==== Given data ====

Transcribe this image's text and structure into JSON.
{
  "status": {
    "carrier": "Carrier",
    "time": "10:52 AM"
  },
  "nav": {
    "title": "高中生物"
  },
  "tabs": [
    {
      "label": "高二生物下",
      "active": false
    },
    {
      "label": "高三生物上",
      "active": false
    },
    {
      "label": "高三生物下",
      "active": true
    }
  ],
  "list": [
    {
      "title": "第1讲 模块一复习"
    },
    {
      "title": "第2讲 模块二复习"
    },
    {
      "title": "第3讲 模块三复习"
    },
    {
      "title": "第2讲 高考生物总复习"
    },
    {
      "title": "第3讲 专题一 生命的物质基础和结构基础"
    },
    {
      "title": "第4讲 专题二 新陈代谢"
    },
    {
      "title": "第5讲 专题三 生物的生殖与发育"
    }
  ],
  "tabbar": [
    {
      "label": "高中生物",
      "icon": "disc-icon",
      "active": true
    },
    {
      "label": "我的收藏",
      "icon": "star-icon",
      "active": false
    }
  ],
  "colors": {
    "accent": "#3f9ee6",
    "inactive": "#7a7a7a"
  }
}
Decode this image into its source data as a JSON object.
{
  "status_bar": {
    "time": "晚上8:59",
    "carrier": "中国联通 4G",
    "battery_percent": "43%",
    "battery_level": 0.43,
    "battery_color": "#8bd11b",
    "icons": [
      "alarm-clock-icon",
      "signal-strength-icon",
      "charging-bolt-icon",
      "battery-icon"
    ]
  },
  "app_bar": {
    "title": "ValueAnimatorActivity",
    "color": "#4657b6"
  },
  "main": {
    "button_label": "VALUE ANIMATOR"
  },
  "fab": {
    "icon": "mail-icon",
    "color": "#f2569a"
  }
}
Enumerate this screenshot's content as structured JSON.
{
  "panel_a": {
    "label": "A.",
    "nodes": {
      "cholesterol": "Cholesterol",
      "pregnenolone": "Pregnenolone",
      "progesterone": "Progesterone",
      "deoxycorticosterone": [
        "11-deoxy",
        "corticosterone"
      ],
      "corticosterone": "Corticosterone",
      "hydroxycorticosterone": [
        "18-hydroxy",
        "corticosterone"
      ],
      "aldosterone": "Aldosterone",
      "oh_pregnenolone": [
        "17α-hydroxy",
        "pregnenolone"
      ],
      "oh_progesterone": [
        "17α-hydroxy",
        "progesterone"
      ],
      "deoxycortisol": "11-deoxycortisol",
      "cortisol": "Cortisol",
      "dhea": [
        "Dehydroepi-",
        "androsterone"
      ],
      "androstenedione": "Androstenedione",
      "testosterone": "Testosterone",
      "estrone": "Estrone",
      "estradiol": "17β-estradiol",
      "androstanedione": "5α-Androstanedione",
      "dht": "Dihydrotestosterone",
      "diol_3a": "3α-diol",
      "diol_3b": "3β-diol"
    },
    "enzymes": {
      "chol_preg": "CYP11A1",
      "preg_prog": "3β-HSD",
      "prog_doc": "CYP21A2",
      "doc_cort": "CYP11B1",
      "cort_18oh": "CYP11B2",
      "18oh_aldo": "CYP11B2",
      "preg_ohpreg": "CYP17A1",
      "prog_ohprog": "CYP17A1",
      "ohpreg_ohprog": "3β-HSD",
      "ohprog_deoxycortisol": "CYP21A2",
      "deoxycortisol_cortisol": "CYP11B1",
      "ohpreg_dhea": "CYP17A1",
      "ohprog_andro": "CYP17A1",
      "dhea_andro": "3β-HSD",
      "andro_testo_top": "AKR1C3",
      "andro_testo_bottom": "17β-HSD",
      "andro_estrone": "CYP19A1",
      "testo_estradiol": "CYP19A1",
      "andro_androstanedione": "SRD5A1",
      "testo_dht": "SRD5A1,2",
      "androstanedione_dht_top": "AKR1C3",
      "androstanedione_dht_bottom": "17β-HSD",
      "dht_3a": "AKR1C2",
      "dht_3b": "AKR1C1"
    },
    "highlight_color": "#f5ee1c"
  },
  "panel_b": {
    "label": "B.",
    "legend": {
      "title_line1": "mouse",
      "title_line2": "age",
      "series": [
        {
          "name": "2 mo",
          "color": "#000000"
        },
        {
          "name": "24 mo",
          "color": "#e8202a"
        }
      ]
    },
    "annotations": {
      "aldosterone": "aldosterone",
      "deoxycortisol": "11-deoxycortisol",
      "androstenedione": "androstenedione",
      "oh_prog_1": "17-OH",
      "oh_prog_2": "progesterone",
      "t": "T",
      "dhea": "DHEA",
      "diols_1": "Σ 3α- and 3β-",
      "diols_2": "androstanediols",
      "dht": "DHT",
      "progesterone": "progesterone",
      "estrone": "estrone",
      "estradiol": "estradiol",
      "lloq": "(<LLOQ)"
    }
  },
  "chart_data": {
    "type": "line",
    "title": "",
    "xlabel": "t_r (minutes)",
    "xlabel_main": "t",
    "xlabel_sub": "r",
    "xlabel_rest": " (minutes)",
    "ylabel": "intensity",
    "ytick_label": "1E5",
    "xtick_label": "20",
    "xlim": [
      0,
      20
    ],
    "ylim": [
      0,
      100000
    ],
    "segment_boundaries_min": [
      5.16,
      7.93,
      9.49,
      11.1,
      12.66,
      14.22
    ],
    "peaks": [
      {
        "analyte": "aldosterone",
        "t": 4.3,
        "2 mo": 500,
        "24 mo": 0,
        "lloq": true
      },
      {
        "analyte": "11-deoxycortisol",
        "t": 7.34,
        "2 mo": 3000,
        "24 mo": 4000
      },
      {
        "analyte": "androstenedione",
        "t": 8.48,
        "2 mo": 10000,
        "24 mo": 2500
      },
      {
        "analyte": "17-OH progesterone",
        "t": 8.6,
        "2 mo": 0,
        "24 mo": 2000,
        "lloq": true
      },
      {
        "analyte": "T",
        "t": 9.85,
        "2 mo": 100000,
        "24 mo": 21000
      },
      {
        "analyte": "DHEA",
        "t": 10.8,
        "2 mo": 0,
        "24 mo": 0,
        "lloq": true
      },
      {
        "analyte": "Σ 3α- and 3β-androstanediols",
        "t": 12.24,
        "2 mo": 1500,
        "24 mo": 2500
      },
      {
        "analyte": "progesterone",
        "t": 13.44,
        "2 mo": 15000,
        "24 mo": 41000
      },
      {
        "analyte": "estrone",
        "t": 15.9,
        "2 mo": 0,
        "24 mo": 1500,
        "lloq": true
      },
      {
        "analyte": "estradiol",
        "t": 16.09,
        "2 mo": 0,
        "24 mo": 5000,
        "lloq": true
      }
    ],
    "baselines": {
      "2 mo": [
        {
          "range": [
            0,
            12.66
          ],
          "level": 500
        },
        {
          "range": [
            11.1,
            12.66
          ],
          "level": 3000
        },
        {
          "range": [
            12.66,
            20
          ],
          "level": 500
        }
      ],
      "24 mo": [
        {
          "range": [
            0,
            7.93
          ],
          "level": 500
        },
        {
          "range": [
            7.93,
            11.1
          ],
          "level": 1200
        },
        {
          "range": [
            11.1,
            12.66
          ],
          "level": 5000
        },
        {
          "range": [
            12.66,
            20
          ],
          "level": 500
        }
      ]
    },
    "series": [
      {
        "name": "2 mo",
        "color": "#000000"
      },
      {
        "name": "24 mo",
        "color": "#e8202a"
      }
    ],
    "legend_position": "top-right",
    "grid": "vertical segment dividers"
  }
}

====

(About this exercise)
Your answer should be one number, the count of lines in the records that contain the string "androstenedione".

(Solved problem)
3